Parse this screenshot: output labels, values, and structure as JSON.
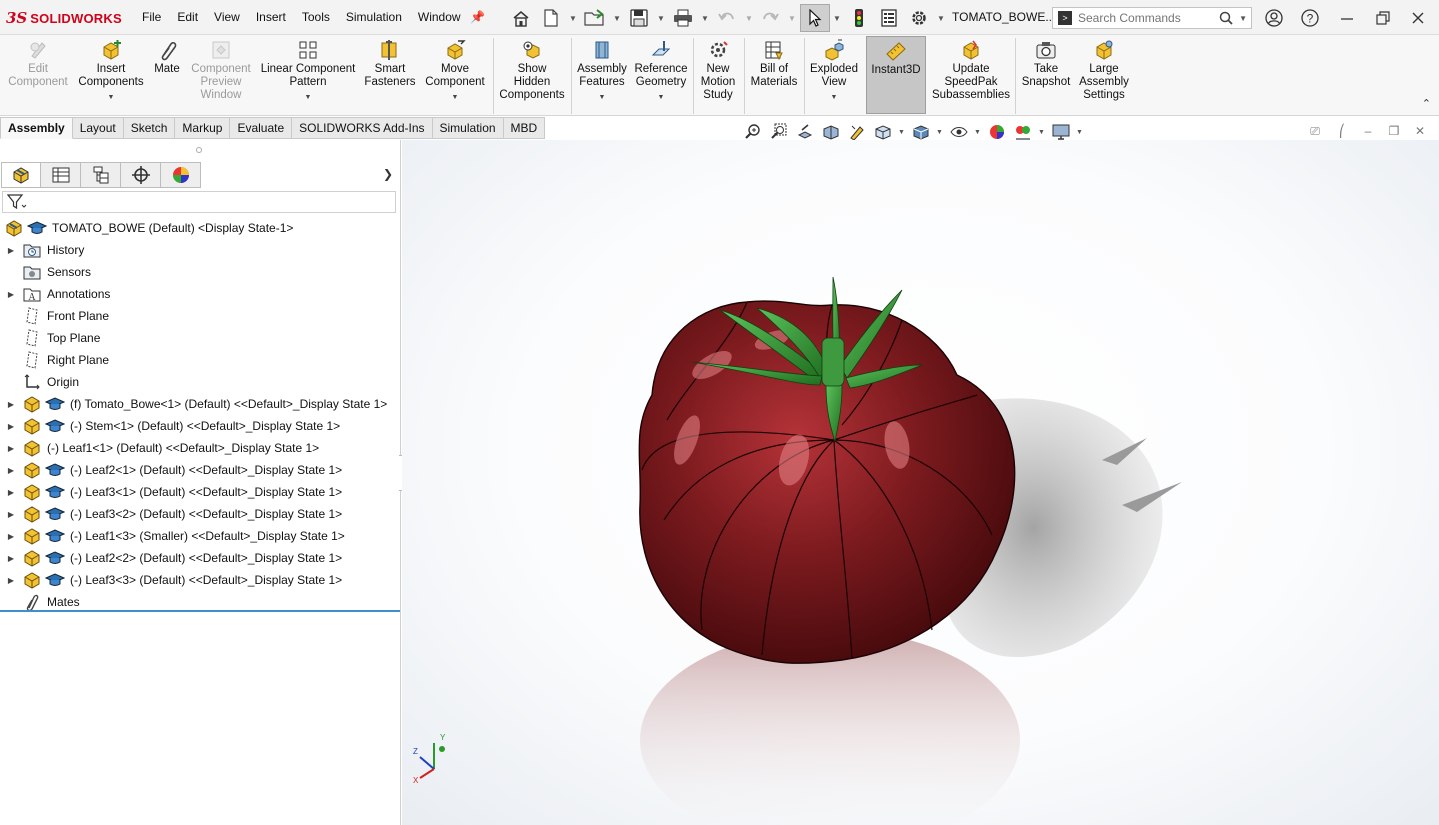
{
  "app": {
    "brand": "SOLIDWORKS",
    "logo_mark": "3S",
    "document_title": "TOMATO_BOWE....",
    "menu": [
      "File",
      "Edit",
      "View",
      "Insert",
      "Tools",
      "Simulation",
      "Window"
    ],
    "search_placeholder": "Search Commands",
    "accent_color": "#d0021b"
  },
  "quick_access_icons": [
    "home-icon",
    "new-document-icon",
    "open-folder-icon",
    "save-icon",
    "print-icon",
    "undo-icon",
    "redo-icon",
    "select-pointer-icon",
    "rebuild-traffic-light-icon",
    "file-properties-icon",
    "options-gear-icon"
  ],
  "command_manager": {
    "commands": [
      {
        "id": "edit-component",
        "label": [
          "Edit",
          "Component"
        ],
        "disabled": true
      },
      {
        "id": "insert-components",
        "label": [
          "Insert",
          "Components"
        ],
        "disabled": false
      },
      {
        "id": "mate",
        "label": [
          "Mate"
        ],
        "disabled": false
      },
      {
        "id": "component-preview-window",
        "label": [
          "Component",
          "Preview",
          "Window"
        ],
        "disabled": true
      },
      {
        "id": "linear-component-pattern",
        "label": [
          "Linear Component",
          "Pattern"
        ],
        "disabled": false
      },
      {
        "id": "smart-fasteners",
        "label": [
          "Smart",
          "Fasteners"
        ],
        "disabled": false
      },
      {
        "id": "move-component",
        "label": [
          "Move",
          "Component"
        ],
        "disabled": false
      },
      {
        "id": "show-hidden-components",
        "label": [
          "Show",
          "Hidden",
          "Components"
        ],
        "disabled": false
      },
      {
        "id": "assembly-features",
        "label": [
          "Assembly",
          "Features"
        ],
        "disabled": false
      },
      {
        "id": "reference-geometry",
        "label": [
          "Reference",
          "Geometry"
        ],
        "disabled": false
      },
      {
        "id": "new-motion-study",
        "label": [
          "New",
          "Motion",
          "Study"
        ],
        "disabled": false
      },
      {
        "id": "bill-of-materials",
        "label": [
          "Bill of",
          "Materials"
        ],
        "disabled": false
      },
      {
        "id": "exploded-view",
        "label": [
          "Exploded",
          "View"
        ],
        "disabled": false
      },
      {
        "id": "instant3d",
        "label": [
          "Instant3D"
        ],
        "disabled": false
      },
      {
        "id": "update-speedpak",
        "label": [
          "Update",
          "SpeedPak",
          "Subassemblies"
        ],
        "disabled": false
      },
      {
        "id": "take-snapshot",
        "label": [
          "Take",
          "Snapshot"
        ],
        "disabled": false
      },
      {
        "id": "large-assembly-settings",
        "label": [
          "Large",
          "Assembly",
          "Settings"
        ],
        "disabled": false
      }
    ]
  },
  "tabs": [
    "Assembly",
    "Layout",
    "Sketch",
    "Markup",
    "Evaluate",
    "SOLIDWORKS Add-Ins",
    "Simulation",
    "MBD"
  ],
  "active_tab": "Assembly",
  "feature_tree": {
    "panel_tabs": [
      "featuremanager-icon",
      "propertymanager-icon",
      "configurationmanager-icon",
      "dimxpert-icon",
      "display-manager-icon"
    ],
    "root": "TOMATO_BOWE (Default) <Display State-1>",
    "items": [
      {
        "label": "History",
        "icon": "history-folder-icon",
        "expandable": true
      },
      {
        "label": "Sensors",
        "icon": "sensors-folder-icon",
        "expandable": false
      },
      {
        "label": "Annotations",
        "icon": "annotations-icon",
        "expandable": true
      },
      {
        "label": "Front Plane",
        "icon": "plane-icon",
        "expandable": false
      },
      {
        "label": "Top Plane",
        "icon": "plane-icon",
        "expandable": false
      },
      {
        "label": "Right Plane",
        "icon": "plane-icon",
        "expandable": false
      },
      {
        "label": "Origin",
        "icon": "origin-icon",
        "expandable": false
      },
      {
        "label": "(f) Tomato_Bowe<1> (Default) <<Default>_Display State 1>",
        "icon": "part-icon",
        "expandable": true,
        "display_state": true
      },
      {
        "label": "(-) Stem<1> (Default) <<Default>_Display State 1>",
        "icon": "part-icon",
        "expandable": true,
        "display_state": true
      },
      {
        "label": "(-) Leaf1<1> (Default) <<Default>_Display State 1>",
        "icon": "part-icon",
        "expandable": true,
        "display_state": false
      },
      {
        "label": "(-) Leaf2<1> (Default) <<Default>_Display State 1>",
        "icon": "part-icon",
        "expandable": true,
        "display_state": true
      },
      {
        "label": "(-) Leaf3<1> (Default) <<Default>_Display State 1>",
        "icon": "part-icon",
        "expandable": true,
        "display_state": true
      },
      {
        "label": "(-) Leaf3<2> (Default) <<Default>_Display State 1>",
        "icon": "part-icon",
        "expandable": true,
        "display_state": true
      },
      {
        "label": "(-) Leaf1<3> (Smaller) <<Default>_Display State 1>",
        "icon": "part-icon",
        "expandable": true,
        "display_state": true
      },
      {
        "label": "(-) Leaf2<2> (Default) <<Default>_Display State 1>",
        "icon": "part-icon",
        "expandable": true,
        "display_state": true
      },
      {
        "label": "(-) Leaf3<3> (Default) <<Default>_Display State 1>",
        "icon": "part-icon",
        "expandable": true,
        "display_state": true
      },
      {
        "label": "Mates",
        "icon": "mates-icon",
        "expandable": false
      }
    ]
  },
  "view_toolbar_icons": [
    "zoom-to-fit-icon",
    "zoom-to-area-icon",
    "previous-view-icon",
    "section-view-icon",
    "dynamic-annotation-icon",
    "view-orientation-icon",
    "display-style-icon",
    "hide-show-items-icon",
    "edit-appearance-icon",
    "apply-scene-icon",
    "view-settings-icon"
  ],
  "task_pane_icons": [
    "solidworks-resources-icon",
    "design-library-icon",
    "file-explorer-icon",
    "view-palette-icon",
    "appearances-scenes-icon",
    "custom-properties-icon"
  ],
  "model": {
    "body_color": "#7a1a1c",
    "stem_color": "#2e8b2e"
  },
  "triad": {
    "x": "X",
    "y": "Y",
    "z": "Z"
  }
}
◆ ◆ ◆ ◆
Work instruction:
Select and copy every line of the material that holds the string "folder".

Response below:
    "open-folder-icon",
        "icon": "history-folder-icon",
        "icon": "sensors-folder-icon",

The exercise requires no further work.